   avg_fragment_size_in_pages      FLOAT,
   page_count                      BIGINT, 
   avg_page_space_used_in_percent  FLOAT,
   record_count                    BIGINT,
   ghost_record_count              BIGINT,
   version_ghost_record_count      BIGINT,
   min_record_size_in_bytes        INT,
   max_record_size_in_bytes        INT,
   avg_record_size_in_bytes        FLOAT,
   forwarded_record_count          BIGINT
   INSERT INTO @result 
       SELECT * FROM sys.dm_db_index_physical_stats
-- now I can run queries like:
   dateTimeFinish = DATEADD(SECOND, l.durationSeconds, l.dateTimeStart),
   fragmentation_before = l.fragmentation,
   fragmentation_after = s.avg_fragmentation_in_percent,
   page_count_before = l.page_count,
   page_count_after = s.page_count
   dbo.dba_indexDefragLog AS l
   ) AS s
   indexDefrag_id DESC;

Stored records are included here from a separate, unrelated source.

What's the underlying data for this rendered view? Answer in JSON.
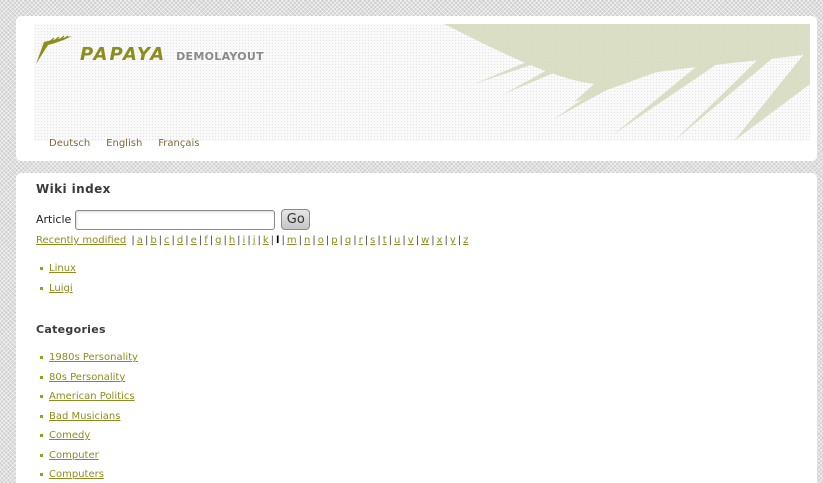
{
  "header": {
    "logo_text": "PAPAYA",
    "logo_subtitle": "DEMOLAYOUT",
    "languages": [
      "Deutsch",
      "English",
      "Français"
    ]
  },
  "main": {
    "title": "Wiki index",
    "search": {
      "label": "Article",
      "value": "",
      "go_label": "Go"
    },
    "recently_modified": "Recently modified",
    "letters": [
      "a",
      "b",
      "c",
      "d",
      "e",
      "f",
      "g",
      "h",
      "i",
      "j",
      "k",
      "l",
      "m",
      "n",
      "o",
      "p",
      "q",
      "r",
      "s",
      "t",
      "u",
      "v",
      "w",
      "x",
      "y",
      "z"
    ],
    "current_letter": "l",
    "articles": [
      "Linux",
      "Luigi"
    ],
    "categories_title": "Categories",
    "categories": [
      "1980s Personality",
      "80s Personality",
      "American Politics",
      "Bad Musicians",
      "Comedy",
      "Computer",
      "Computers"
    ]
  },
  "colors": {
    "link": "#8c8e1c",
    "logo": "#8c8e1c",
    "palm": "#d6dbc0"
  },
  "icons": [
    "papaya-logo-icon",
    "palm-leaf-decoration"
  ]
}
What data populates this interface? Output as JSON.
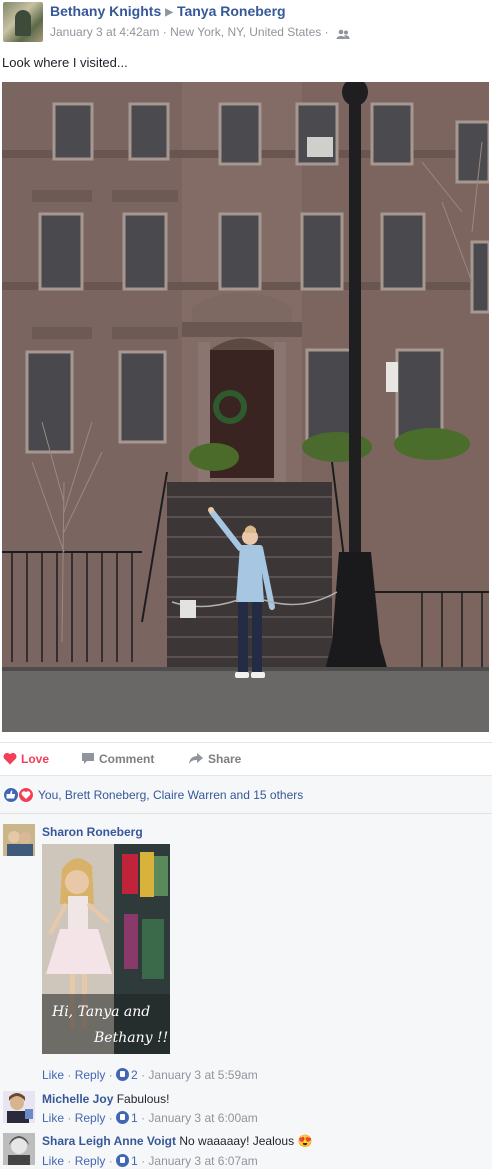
{
  "post": {
    "author": "Bethany Knights",
    "target": "Tanya Roneberg",
    "arrow": "▶",
    "timestamp": "January 3 at 4:42am",
    "location": "New York, NY, United States",
    "separator": "·",
    "caption": "Look where I visited...",
    "privacy_icon": "friends-icon"
  },
  "actions": {
    "love": "Love",
    "comment": "Comment",
    "share": "Share"
  },
  "reactions": {
    "text": "You, Brett Roneberg, Claire Warren and 15 others",
    "icons": [
      "like-icon",
      "love-icon"
    ]
  },
  "comments": [
    {
      "name": "Sharon Roneberg",
      "text": "",
      "image_caption": "Hi, Tanya and Bethany !!",
      "like": "Like",
      "reply": "Reply",
      "likes": "2",
      "timestamp": "January 3 at 5:59am"
    },
    {
      "name": "Michelle Joy",
      "text": "Fabulous!",
      "like": "Like",
      "reply": "Reply",
      "likes": "1",
      "timestamp": "January 3 at 6:00am"
    },
    {
      "name": "Shara Leigh Anne Voigt",
      "text": "No waaaaay! Jealous",
      "emoji": "😍",
      "like": "Like",
      "reply": "Reply",
      "likes": "1",
      "timestamp": "January 3 at 6:07am"
    }
  ],
  "colors": {
    "link": "#365899",
    "love": "#f33e58",
    "like": "#4267b2",
    "muted": "#90949c"
  }
}
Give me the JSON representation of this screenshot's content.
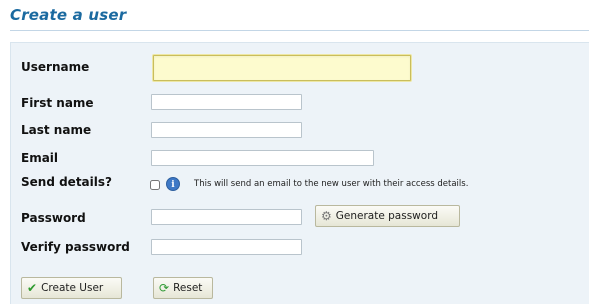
{
  "page": {
    "title": "Create a user"
  },
  "form": {
    "username": {
      "label": "Username",
      "value": ""
    },
    "first_name": {
      "label": "First name",
      "value": ""
    },
    "last_name": {
      "label": "Last name",
      "value": ""
    },
    "email": {
      "label": "Email",
      "value": ""
    },
    "send_details": {
      "label": "Send details?",
      "checked": false,
      "hint": "This will send an email to the new user with their access details."
    },
    "password": {
      "label": "Password",
      "value": ""
    },
    "generate_password": {
      "label": "Generate password"
    },
    "verify_password": {
      "label": "Verify password",
      "value": ""
    }
  },
  "actions": {
    "create_label": "Create User",
    "reset_label": "Reset"
  },
  "icons": {
    "info": "info-icon",
    "generate": "gear-icon",
    "create": "checkmark-icon",
    "reset": "refresh-icon"
  },
  "colors": {
    "title": "#1b6aa0",
    "panel": "#edf3f8",
    "focused_field": "#fdfbce"
  }
}
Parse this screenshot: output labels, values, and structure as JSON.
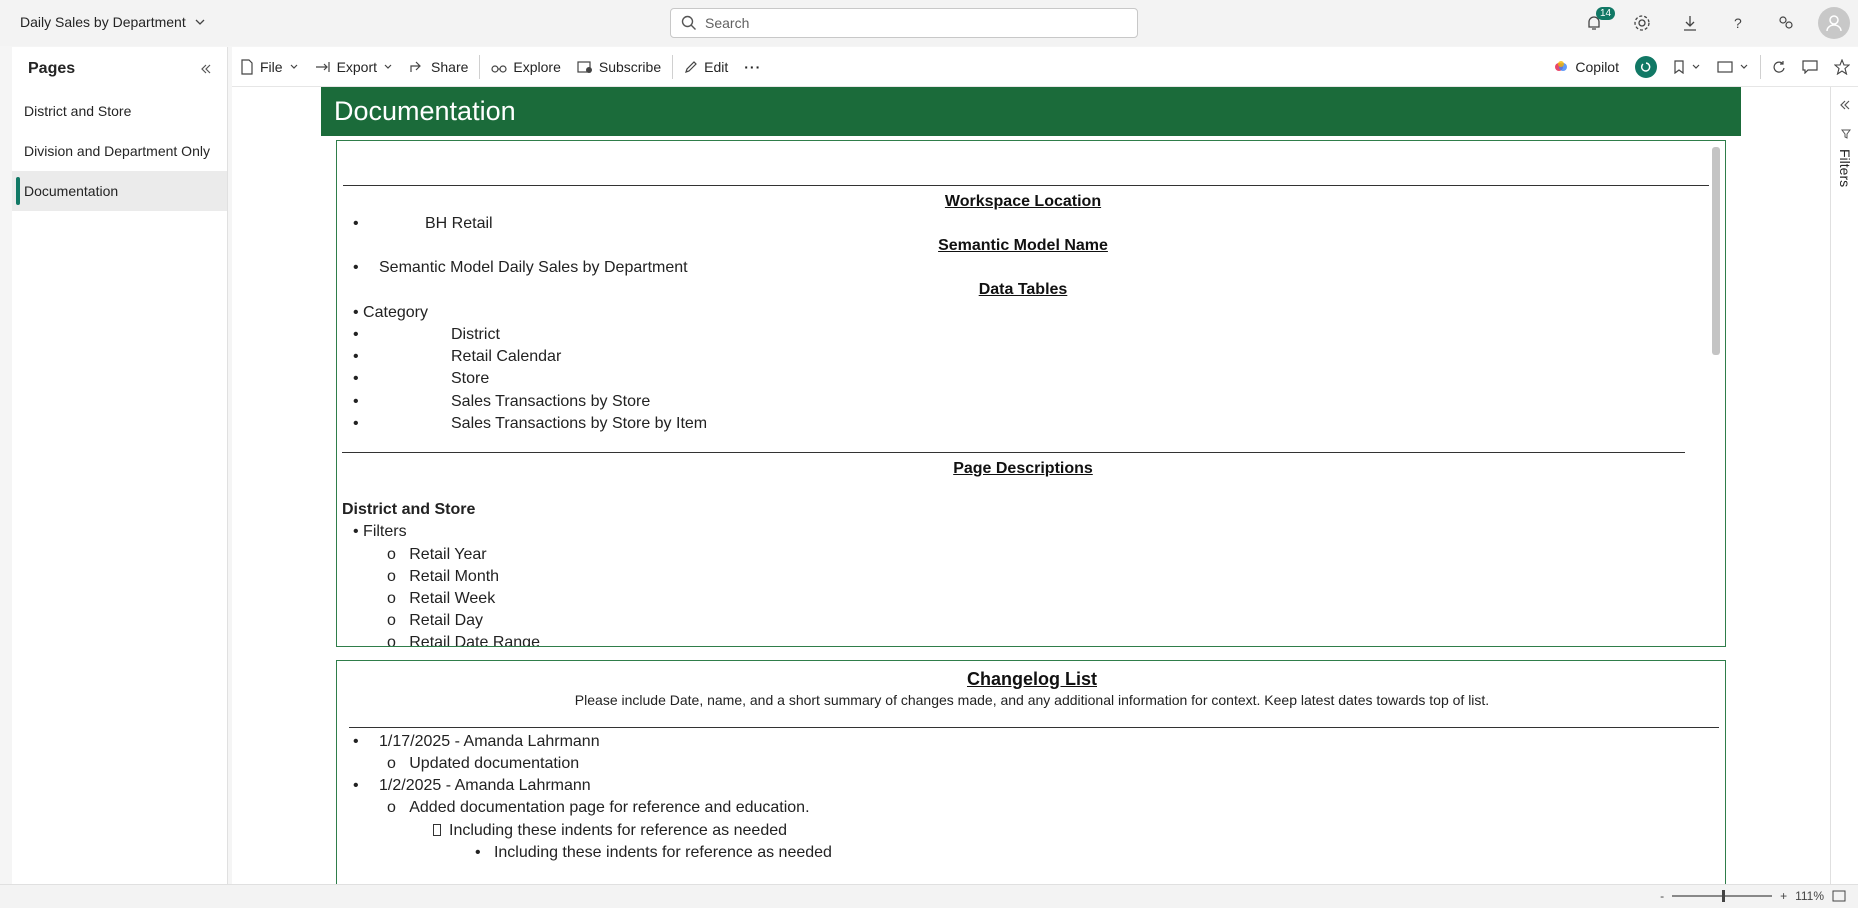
{
  "header": {
    "report_title": "Daily Sales by Department",
    "search_placeholder": "Search",
    "notification_count": "14"
  },
  "pages_pane": {
    "title": "Pages",
    "items": [
      {
        "label": "District and Store"
      },
      {
        "label": "Division and Department Only"
      },
      {
        "label": "Documentation"
      }
    ],
    "active_index": 2
  },
  "toolbar": {
    "file": "File",
    "export": "Export",
    "share": "Share",
    "explore": "Explore",
    "subscribe": "Subscribe",
    "edit": "Edit",
    "more": "···",
    "copilot": "Copilot"
  },
  "report": {
    "banner_title": "Documentation",
    "doc": {
      "workspace_heading": "Workspace Location",
      "workspace_value": "BH Retail",
      "semantic_heading": "Semantic Model Name",
      "semantic_value": "Semantic Model Daily Sales by Department",
      "tables_heading": "Data Tables",
      "tables_category": "Category",
      "tables": [
        "District",
        "Retail Calendar",
        "Store",
        "Sales Transactions by Store",
        "Sales Transactions by Store by Item"
      ],
      "page_desc_heading": "Page Descriptions",
      "page1_name": "District and Store",
      "filters_label": "Filters",
      "filters": [
        "Retail Year",
        "Retail Month",
        "Retail Week",
        "Retail Day",
        "Retail Date Range"
      ]
    },
    "changelog": {
      "title": "Changelog List",
      "instructions": "Please include Date, name, and a short summary of changes made, and any additional information for context. Keep latest dates towards top of list.",
      "entry1": "1/17/2025 - Amanda Lahrmann",
      "entry1_sub": "Updated documentation",
      "entry2": "1/2/2025 - Amanda Lahrmann",
      "entry2_sub": "Added documentation page for reference and education.",
      "entry2_sub2": "Including these indents for reference as needed",
      "entry2_sub3": "Including these indents for reference as needed"
    }
  },
  "filters_pane": {
    "label": "Filters"
  },
  "status": {
    "zoom_minus": "-",
    "zoom_plus": "+",
    "zoom_level": "111%"
  },
  "colors": {
    "banner": "#1b6b3a",
    "accent": "#117865",
    "box_border": "#2f7d4a"
  }
}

Obviously this function is pretty expensive, which is why it would be better if it were called once per index at the end of the task, instead of querying every time.  But I don't want to touch Michelle's script… if she thinks these enhancements are worthwhile, I am sure she will add them.

By: Aaron Bertrand

I am a passionate technologist with industry experience dating back to Classic ASP and SQL Server 6.5. I am a long-time Microsoft MVP, write at Simple Talk, SQLPerformance, and MSSQLTips, and have had the honor of speaking at more conferences than I can remember. In non-tech life, I am a husband, a father of two, a huge hockey and football fan, and my pronouns are he/him.

3 Responses

  1. db ramesh says:

    Thanks for the function Aaron as one must definitely validate the frags after rebuild/reorg.
    Please add one more column compressed_page_count  BIGINT to @results table to support this function in sql2014.

  2. Uri Dimant says:

    Great article Aaron
    If I need a proof that the
    pages do not necessarily reside in the file in the same order as in the linked list, I can use DBCC IND to show the actual pointers between the pages in the linked list:
    DBCC IND('db', 'dbo.Tblname', 0);

  3. Michelle Ufford says:

    Thanks, Aaron!  I'm currently compiling a list of feature requests to add to the next release.  I'll be sure to add these to the to-do list.  Thanks for the great input!  🙂